With Hyundai Motor Co. and Toyota Motor Corp. claiming to guarantee better functions and improved driving performance than existing models, fuel efficiency remains a major factor that determines the winner in the hybrid market in the years to come.
Hyundai Motor, South Korea's leading automaker, unveiled the Ioniq in mid-January, saying it is the first dedicated hybrid model manufactured via its own production platform as opposed to others based on existing combustion engine models. Its official sales started in mid-January.
Dubbed as the "Prius killer," Hyundai Motor's Ioniq apparently set its sights on the world’s most popular hybrid model in all possible aspects and, among other things, the most powerful selling point should be its fuel efficiency.
Its new Kappa 1.6 liter GDi engine and a high-efficiency permanent magnet motor coupled with a six-speed double clutch transmission developed for hybrid models allows the Ioniq to run up to 22.4 kmpl, which is better than the third generation of the Prius, company officials said.
Hyundai Motor also claims that no less effort has been made to assure that the Ioniq does not lag behind other rivals including non-hybrid models in terms of driving performance and convenience for passengers.
Hyundai Motor publicly singled out the Prius as its main rival, throwing down its gauntlet to the Japanese model and showing confidence that it will lead the hybrid market eventually.
"We see the Prius as our main rival for the Ioniq," Ryu Chang-seng, a high-ranking official of Hyundai Motor in charge of marketing strategy, said during a launch event on Jan. 14. "It will lead the global market despite its belated launch compared to the Prius."
Hyundai Motor said that it has received around 1,000 preorders, and the major customers for the new model are those in their 20s and 30s. It plans to sell 30,000 units globally this year including 15,000 units in Korea alone.
The Ioniq is the beginning of what will be Hyundai Motor's years-long project to put out 26 environmentally friendly vehicles by 2020 and raise their sales proportion to 10 percent from the current 2 percent.
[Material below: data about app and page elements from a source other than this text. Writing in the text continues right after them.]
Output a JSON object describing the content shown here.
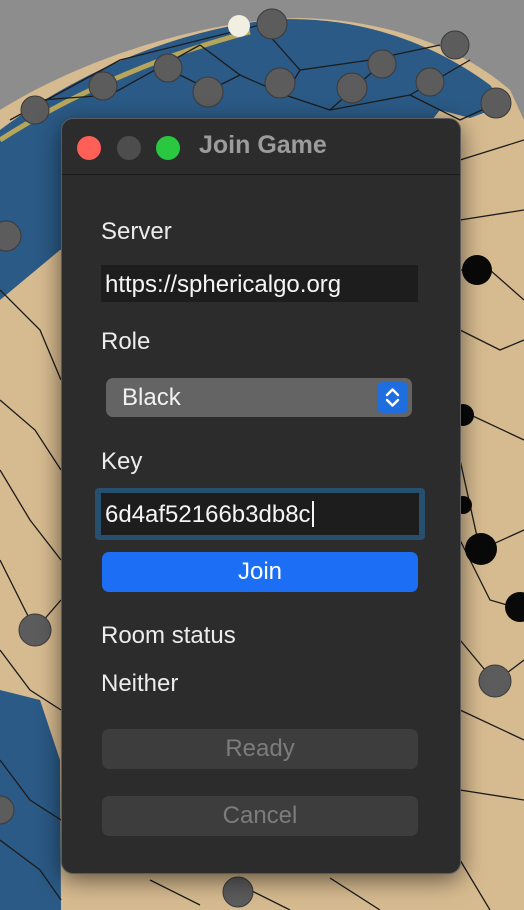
{
  "window": {
    "title": "Join Game"
  },
  "form": {
    "server_label": "Server",
    "server_value": "https://sphericalgo.org",
    "role_label": "Role",
    "role_value": "Black",
    "key_label": "Key",
    "key_value": "6d4af52166b3db8c",
    "join_label": "Join",
    "room_status_label": "Room status",
    "room_status_value": "Neither",
    "ready_label": "Ready",
    "cancel_label": "Cancel"
  },
  "colors": {
    "accent": "#1c6ff5",
    "close": "#fe5f57",
    "zoom": "#29c840",
    "board_blue": "#2b5a86",
    "board_tan": "#d7bb90"
  },
  "icons": {
    "select_arrows": "up-down-chevron-icon"
  }
}
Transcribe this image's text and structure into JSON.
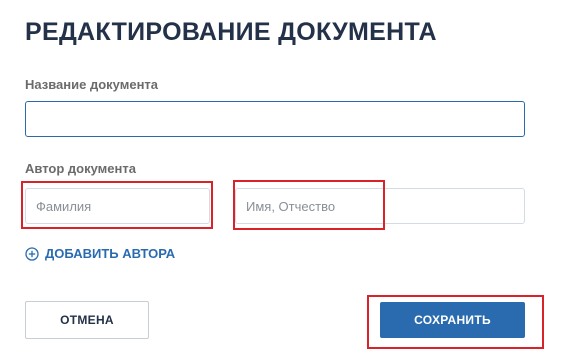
{
  "page": {
    "title": "РЕДАКТИРОВАНИЕ ДОКУМЕНТА"
  },
  "document_name": {
    "label": "Название документа",
    "value": ""
  },
  "author": {
    "label": "Автор документа",
    "last_name_placeholder": "Фамилия",
    "first_name_placeholder": "Имя, Отчество",
    "last_name_value": "",
    "first_name_value": ""
  },
  "add_author": {
    "label": "ДОБАВИТЬ АВТОРА",
    "icon": "plus-circle-icon"
  },
  "actions": {
    "cancel_label": "ОТМЕНА",
    "save_label": "СОХРАНИТЬ"
  },
  "colors": {
    "title": "#233248",
    "accent": "#2a6bb0",
    "highlight": "#d8232a"
  }
}
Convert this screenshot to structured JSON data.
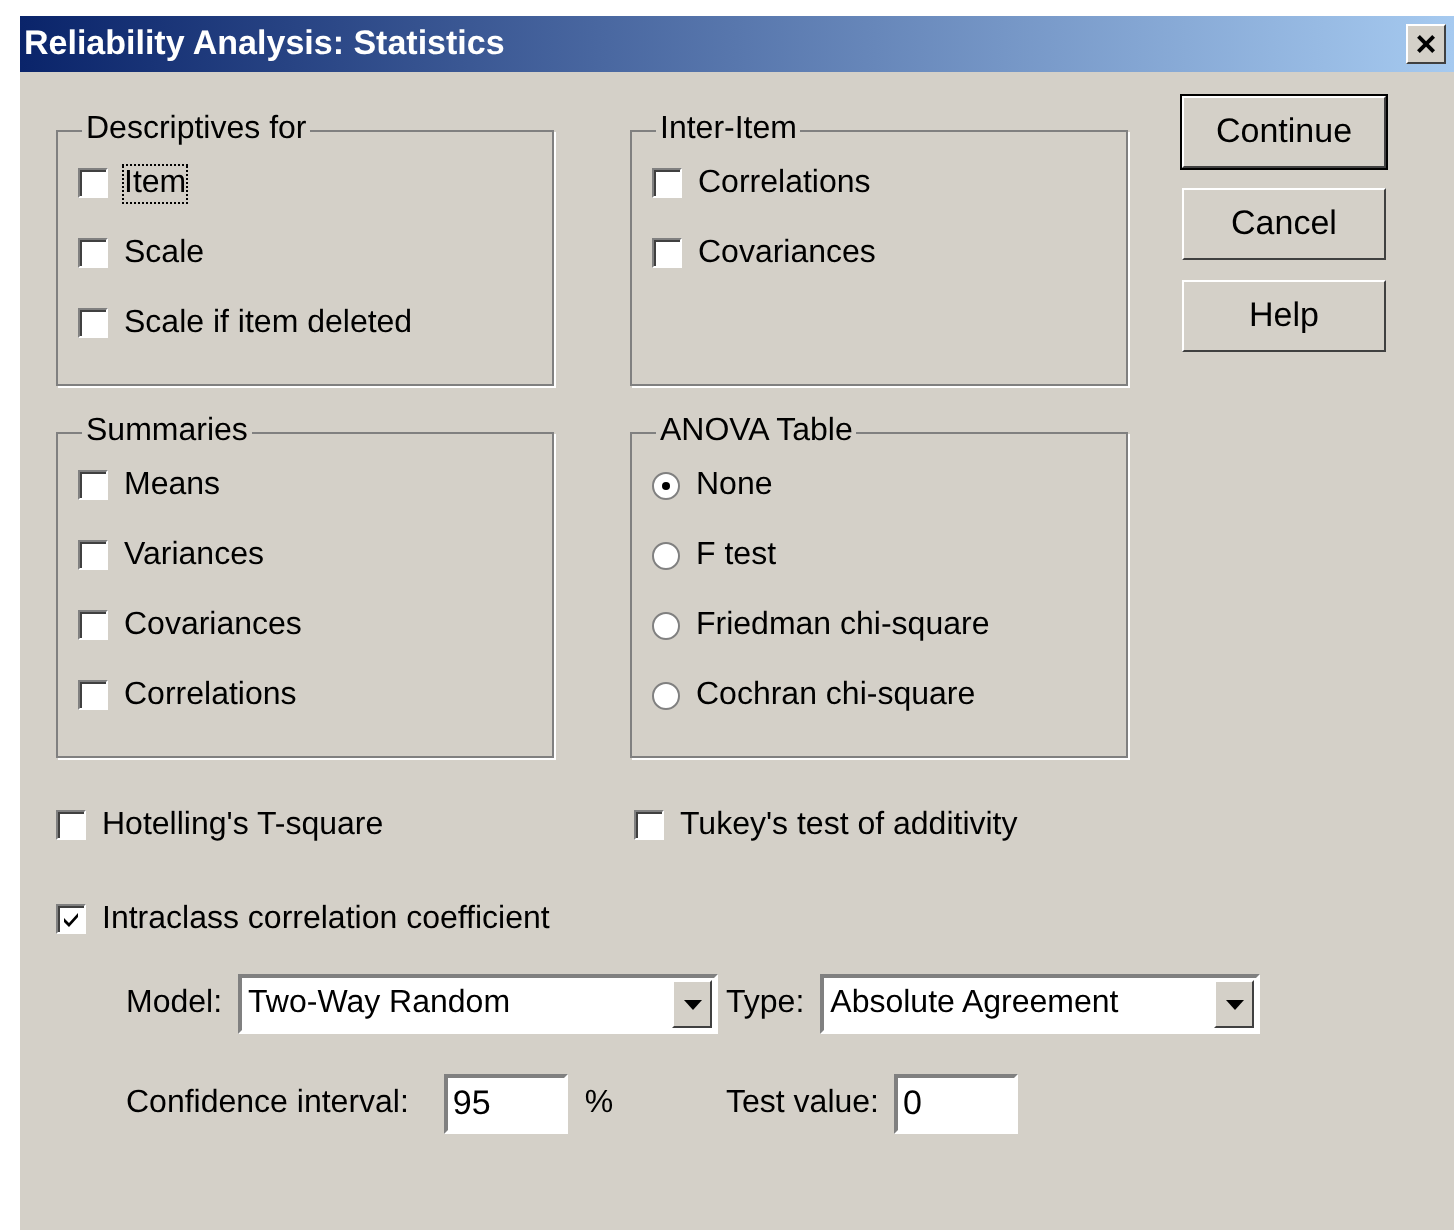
{
  "window": {
    "title": "Reliability Analysis: Statistics",
    "close": "×"
  },
  "descriptives": {
    "title": "Descriptives for",
    "items": [
      {
        "label": "Item",
        "checked": false,
        "focused": true
      },
      {
        "label": "Scale",
        "checked": false,
        "focused": false
      },
      {
        "label": "Scale if item deleted",
        "checked": false,
        "focused": false
      }
    ]
  },
  "inter_item": {
    "title": "Inter-Item",
    "items": [
      {
        "label": "Correlations",
        "checked": false,
        "focused": false
      },
      {
        "label": "Covariances",
        "checked": false,
        "focused": false
      }
    ]
  },
  "buttons": [
    {
      "label": "Continue",
      "default": true
    },
    {
      "label": "Cancel",
      "default": false
    },
    {
      "label": "Help",
      "default": false
    }
  ],
  "summaries": {
    "title": "Summaries",
    "items": [
      {
        "label": "Means",
        "checked": false,
        "focused": false
      },
      {
        "label": "Variances",
        "checked": false,
        "focused": false
      },
      {
        "label": "Covariances",
        "checked": false,
        "focused": false
      },
      {
        "label": "Correlations",
        "checked": false,
        "focused": false
      }
    ]
  },
  "anova": {
    "title": "ANOVA Table",
    "options": [
      {
        "label": "None",
        "selected": true
      },
      {
        "label": "F test",
        "selected": false
      },
      {
        "label": "Friedman chi-square",
        "selected": false
      },
      {
        "label": "Cochran chi-square",
        "selected": false
      }
    ]
  },
  "hotelling": {
    "label": "Hotelling's T-square",
    "checked": false,
    "focused": false
  },
  "tukey": {
    "label": "Tukey's test of additivity",
    "checked": false,
    "focused": false
  },
  "intraclass": {
    "label": "Intraclass correlation coefficient",
    "checked": true,
    "focused": false
  },
  "model": {
    "label": "Model:",
    "value": "Two-Way Random"
  },
  "type": {
    "label": "Type:",
    "value": "Absolute Agreement"
  },
  "confidence": {
    "label": "Confidence interval:",
    "value": "95",
    "unit": "%"
  },
  "test_value": {
    "label": "Test value:",
    "value": "0"
  }
}
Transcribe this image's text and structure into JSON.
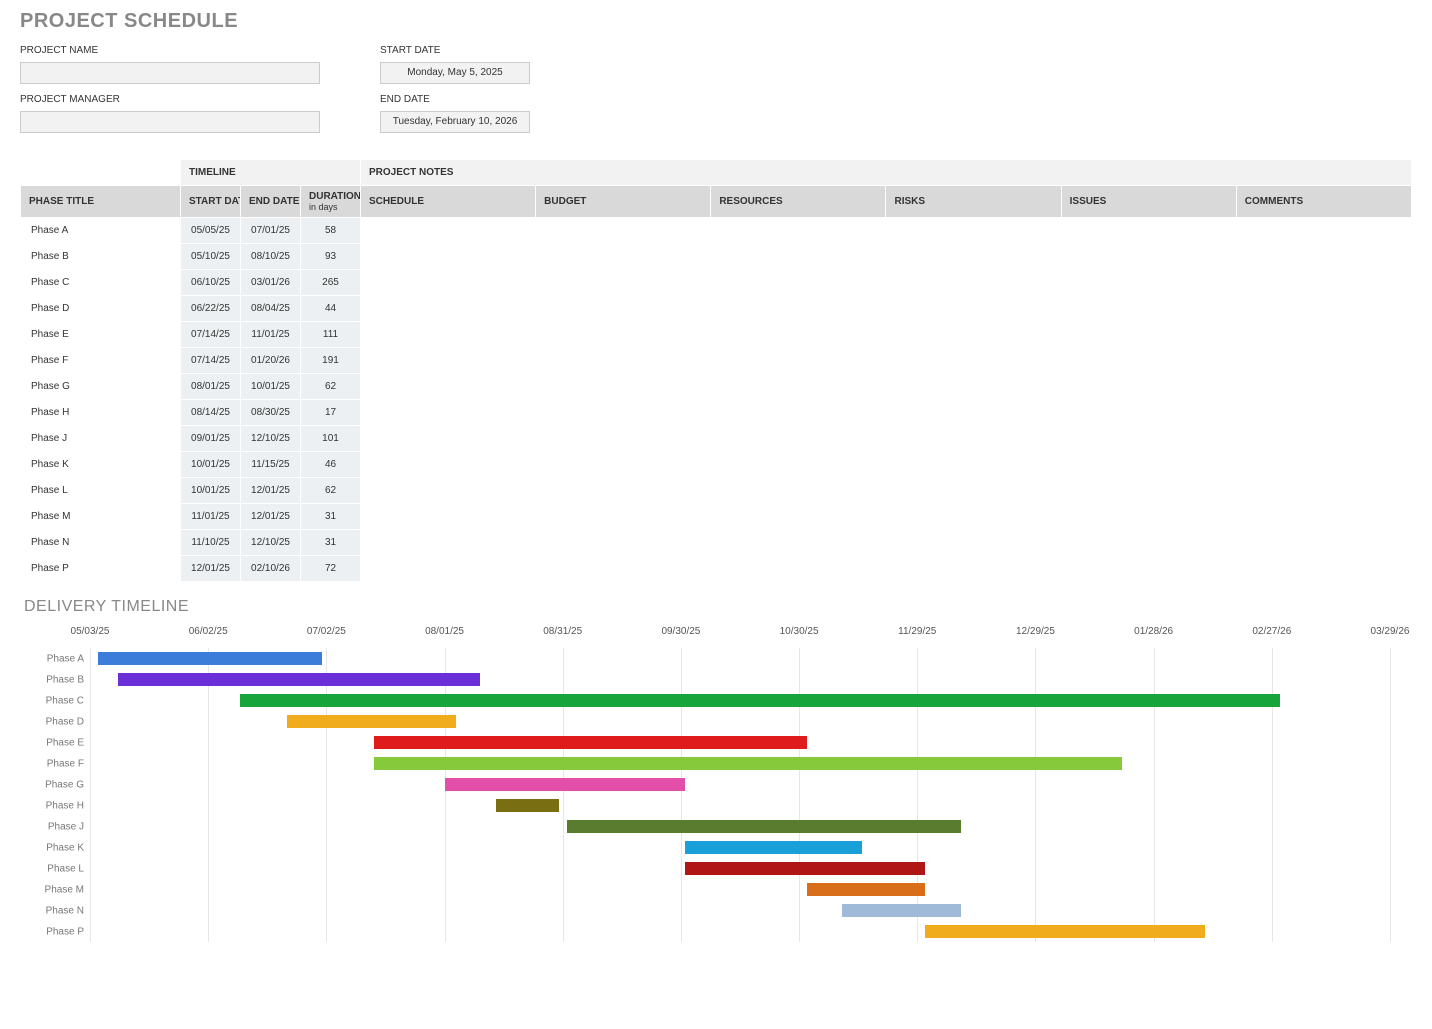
{
  "title": "PROJECT SCHEDULE",
  "meta": {
    "project_name_label": "PROJECT NAME",
    "project_name_value": "",
    "project_manager_label": "PROJECT MANAGER",
    "project_manager_value": "",
    "start_date_label": "START DATE",
    "start_date_value": "Monday, May 5, 2025",
    "end_date_label": "END DATE",
    "end_date_value": "Tuesday, February 10, 2026"
  },
  "table": {
    "group_timeline": "TIMELINE",
    "group_notes": "PROJECT NOTES",
    "headers": {
      "phase_title": "PHASE TITLE",
      "start_date": "START DATE",
      "end_date": "END DATE",
      "duration": "DURATION",
      "duration_sub": "in days",
      "schedule": "SCHEDULE",
      "budget": "BUDGET",
      "resources": "RESOURCES",
      "risks": "RISKS",
      "issues": "ISSUES",
      "comments": "COMMENTS"
    },
    "rows": [
      {
        "phase": "Phase A",
        "start": "05/05/25",
        "end": "07/01/25",
        "dur": "58",
        "schedule": "",
        "budget": "",
        "resources": "",
        "risks": "",
        "issues": "",
        "comments": ""
      },
      {
        "phase": "Phase B",
        "start": "05/10/25",
        "end": "08/10/25",
        "dur": "93",
        "schedule": "",
        "budget": "",
        "resources": "",
        "risks": "",
        "issues": "",
        "comments": ""
      },
      {
        "phase": "Phase C",
        "start": "06/10/25",
        "end": "03/01/26",
        "dur": "265",
        "schedule": "",
        "budget": "",
        "resources": "",
        "risks": "",
        "issues": "",
        "comments": ""
      },
      {
        "phase": "Phase D",
        "start": "06/22/25",
        "end": "08/04/25",
        "dur": "44",
        "schedule": "",
        "budget": "",
        "resources": "",
        "risks": "",
        "issues": "",
        "comments": ""
      },
      {
        "phase": "Phase E",
        "start": "07/14/25",
        "end": "11/01/25",
        "dur": "111",
        "schedule": "",
        "budget": "",
        "resources": "",
        "risks": "",
        "issues": "",
        "comments": ""
      },
      {
        "phase": "Phase F",
        "start": "07/14/25",
        "end": "01/20/26",
        "dur": "191",
        "schedule": "",
        "budget": "",
        "resources": "",
        "risks": "",
        "issues": "",
        "comments": ""
      },
      {
        "phase": "Phase G",
        "start": "08/01/25",
        "end": "10/01/25",
        "dur": "62",
        "schedule": "",
        "budget": "",
        "resources": "",
        "risks": "",
        "issues": "",
        "comments": ""
      },
      {
        "phase": "Phase H",
        "start": "08/14/25",
        "end": "08/30/25",
        "dur": "17",
        "schedule": "",
        "budget": "",
        "resources": "",
        "risks": "",
        "issues": "",
        "comments": ""
      },
      {
        "phase": "Phase J",
        "start": "09/01/25",
        "end": "12/10/25",
        "dur": "101",
        "schedule": "",
        "budget": "",
        "resources": "",
        "risks": "",
        "issues": "",
        "comments": ""
      },
      {
        "phase": "Phase K",
        "start": "10/01/25",
        "end": "11/15/25",
        "dur": "46",
        "schedule": "",
        "budget": "",
        "resources": "",
        "risks": "",
        "issues": "",
        "comments": ""
      },
      {
        "phase": "Phase L",
        "start": "10/01/25",
        "end": "12/01/25",
        "dur": "62",
        "schedule": "",
        "budget": "",
        "resources": "",
        "risks": "",
        "issues": "",
        "comments": ""
      },
      {
        "phase": "Phase M",
        "start": "11/01/25",
        "end": "12/01/25",
        "dur": "31",
        "schedule": "",
        "budget": "",
        "resources": "",
        "risks": "",
        "issues": "",
        "comments": ""
      },
      {
        "phase": "Phase N",
        "start": "11/10/25",
        "end": "12/10/25",
        "dur": "31",
        "schedule": "",
        "budget": "",
        "resources": "",
        "risks": "",
        "issues": "",
        "comments": ""
      },
      {
        "phase": "Phase P",
        "start": "12/01/25",
        "end": "02/10/26",
        "dur": "72",
        "schedule": "",
        "budget": "",
        "resources": "",
        "risks": "",
        "issues": "",
        "comments": ""
      }
    ]
  },
  "timeline_title": "DELIVERY TIMELINE",
  "chart_data": {
    "type": "bar",
    "orientation": "horizontal-gantt",
    "x_start": "05/03/25",
    "x_end": "03/29/26",
    "x_ticks": [
      "05/03/25",
      "06/02/25",
      "07/02/25",
      "08/01/25",
      "08/31/25",
      "09/30/25",
      "10/30/25",
      "11/29/25",
      "12/29/25",
      "01/28/26",
      "02/27/26",
      "03/29/26"
    ],
    "series": [
      {
        "name": "Phase A",
        "start": "05/05/25",
        "end": "07/01/25",
        "color": "#3b7dd8"
      },
      {
        "name": "Phase B",
        "start": "05/10/25",
        "end": "08/10/25",
        "color": "#6a2fd6"
      },
      {
        "name": "Phase C",
        "start": "06/10/25",
        "end": "03/01/26",
        "color": "#17a43b"
      },
      {
        "name": "Phase D",
        "start": "06/22/25",
        "end": "08/04/25",
        "color": "#f0ac1c"
      },
      {
        "name": "Phase E",
        "start": "07/14/25",
        "end": "11/01/25",
        "color": "#e01b1b"
      },
      {
        "name": "Phase F",
        "start": "07/14/25",
        "end": "01/20/26",
        "color": "#86c93b"
      },
      {
        "name": "Phase G",
        "start": "08/01/25",
        "end": "10/01/25",
        "color": "#e34fa8"
      },
      {
        "name": "Phase H",
        "start": "08/14/25",
        "end": "08/30/25",
        "color": "#7a6e12"
      },
      {
        "name": "Phase J",
        "start": "09/01/25",
        "end": "12/10/25",
        "color": "#5a7c2e"
      },
      {
        "name": "Phase K",
        "start": "10/01/25",
        "end": "11/15/25",
        "color": "#1aa0d8"
      },
      {
        "name": "Phase L",
        "start": "10/01/25",
        "end": "12/01/25",
        "color": "#b01616"
      },
      {
        "name": "Phase M",
        "start": "11/01/25",
        "end": "12/01/25",
        "color": "#d86d1a"
      },
      {
        "name": "Phase N",
        "start": "11/10/25",
        "end": "12/10/25",
        "color": "#9fb9d8"
      },
      {
        "name": "Phase P",
        "start": "12/01/25",
        "end": "02/10/26",
        "color": "#f0ac1c"
      }
    ]
  }
}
For this year alone, the electric vehicle and plug-in electric vehicle versions of the Ioniq will hit the market.
Against this backdrop, Toyota also plans to launch the fourth-generation of the Prius in March in Korea, reportedly armed with better fuel efficiency and enhanced functions than its previous models.
Given its track record, the latecomer Ioniq is no match for the Prius, which has been the leader in the hybrid market since its launch in 1997. Its cumulative global sales stand at around 3.5 million.
In the U.S., in particular, the sales of the Prius along with its family lineups such as the Liftback, C and V models came to over 180,000 units last year. The figure was down 7 percent from 2014 due to the overall market slump, but its market share rose from 43 percent to 47 percent according to industry data.
The latest version of the Prius reportedly has a longer wheelbase and almost the same level of fuel efficiency as the Ioniq.
It is arguable which one is better at a time when detailed comparable figures are not available. Both have their own pros and cons that cannot be ignored.
Some advantages of the Ioniq are its much cheaper prices and relatively easy access to service centers held by the homegrown auto giant compared to foreign brands. It would be hard to dismiss the fact that the Prius has been a decades-long market leader.
Even if customers have different tastes in design and function, many market experts seem to agree that at the end of the day, fuel efficiency will be a major determining factor for customers to buy which hybrid models.
"While the Ioniq seems to outperform in terms of price, driving fun and customer service, but after all, fuel efficiency will emerge as a major point," a market expert said on the condition of anonymity. "Who is going to win in the market will become clearer when officially approved fuel efficiency numbers for the two models are available."
Whoever wins the race, it is hoped that the heated competition between the two major carmakers in South Korea could end up expanding the overall market "pie" here which has been growing at a steady pace in recent years.
"We welcome the launch of the Ioniq. Especially in a market like Korea where customers are sensitive to oil prices, such an auto giant as Hyundai Motor has to beef up efforts to generate a market," a Toyota Korea official said. "We expect that the latest hybrid model of Hyundai Motor will expand the pie."
In 2015, sales of hybrid vehicles in South Korea grew 7 percent on-year to an all-time high of 38,978 units, which was much higher than the mere 1,070 units tallied seven years ago, according to industry data.